The first excerpt represents the element of Air. It speaks of mental influences and the process of thought, and is drawn from The Vision Splendid by William MacLeod Raine:

had expected a less intimate reception.

But the astonishment had been sponged from his face before Valencia Van Tyle rose and came forward, cigarette in hand.

"You did find time."

"Was it likely I wouldn't?"

"How should I know?" her little shrug seemed to say with an indifference that bordered on insolence.

James was piqued. After all then she had not opened to him the door to her friendship. She was merely amusing herself with him as a provincial _pis aller._

Perhaps she saw his disappointment, for she added with a touch of

The second excerpt represents the element of Fire. It speaks of emotional influences and base passions, and is drawn from Euthydemus by Plato:

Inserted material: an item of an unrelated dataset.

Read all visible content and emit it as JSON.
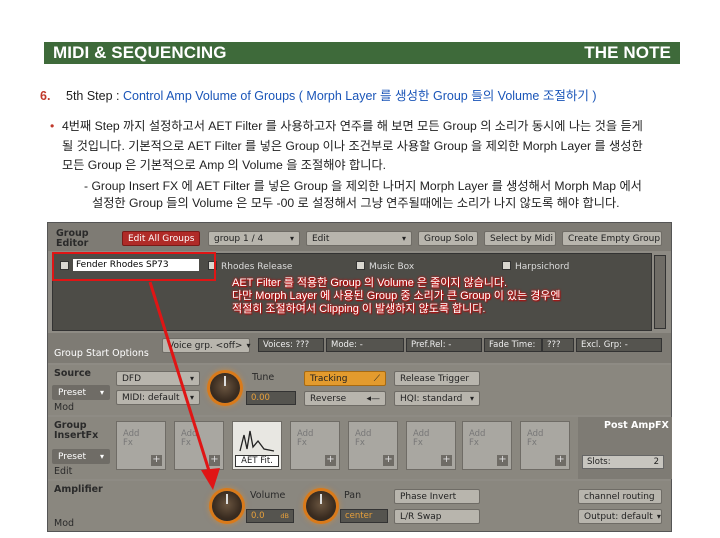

bridge the gulf between them. Many perplexities are avoided by keeping them apart. There might certainly be a new science of logic; it would not however be built up out of the fragments of the old, but would be distinct from them--relative to the state of knowledge which exists at the present time, and based chiefly on the methods of Modern Inductive philosophy. Such a science might have two legitimate fields: first, the refutation and explanation of false philosophies still hovering in the air as they appear from the point of view of later experience or are comprehended in the history of the human mind, as in a larger horizon: secondly, it might furnish new forms of thought more adequate to the expression of all the diversities and oppositions of knowledge which have grown up in these

The third excerpt represents the element of Water. It speaks of pure spiritual influences and feelings of love, and is drawn from Macbeth by William Shakespeare:

1. Let it come downe

Ban. O, Trecherie! Flye good Fleans, flye, flye, flye, Thou may'st reuenge. O Slaue! 3. Who did strike out the Light? 1. Was't not the way? 3. There's but one downe: the Sonne is fled

2. We haue lost Best halfe of our Affaire

1. Well, let's away, and say how much is done.

Exeunt.


Macbeth
The fourth excerpt represents the element of Earth. It speaks of physical influences and the impact of the unseen on the visible world, and is drawn from Essays of Travel by Robert Louis Stevenson:

woods afforded, where they must abide all change of weather and keep house with wolves and vipers. Often there was none left alive, when they returned, to show the old divisions of field from field. And yet, as times went, when the wolves entered at night into depopulated Paris, and perhaps De Retz was passing by with a company of demons like himself, even in these caves and thickets there were glad hearts and grateful prayers.

Once or twice, as I say, in the course of the ages, the forest may have served the peasant well, but at heart it is a royal forest, and noble by old associations. These woods have rung to the horns of all the kings of France, from Philip Augustus downwards. They have seen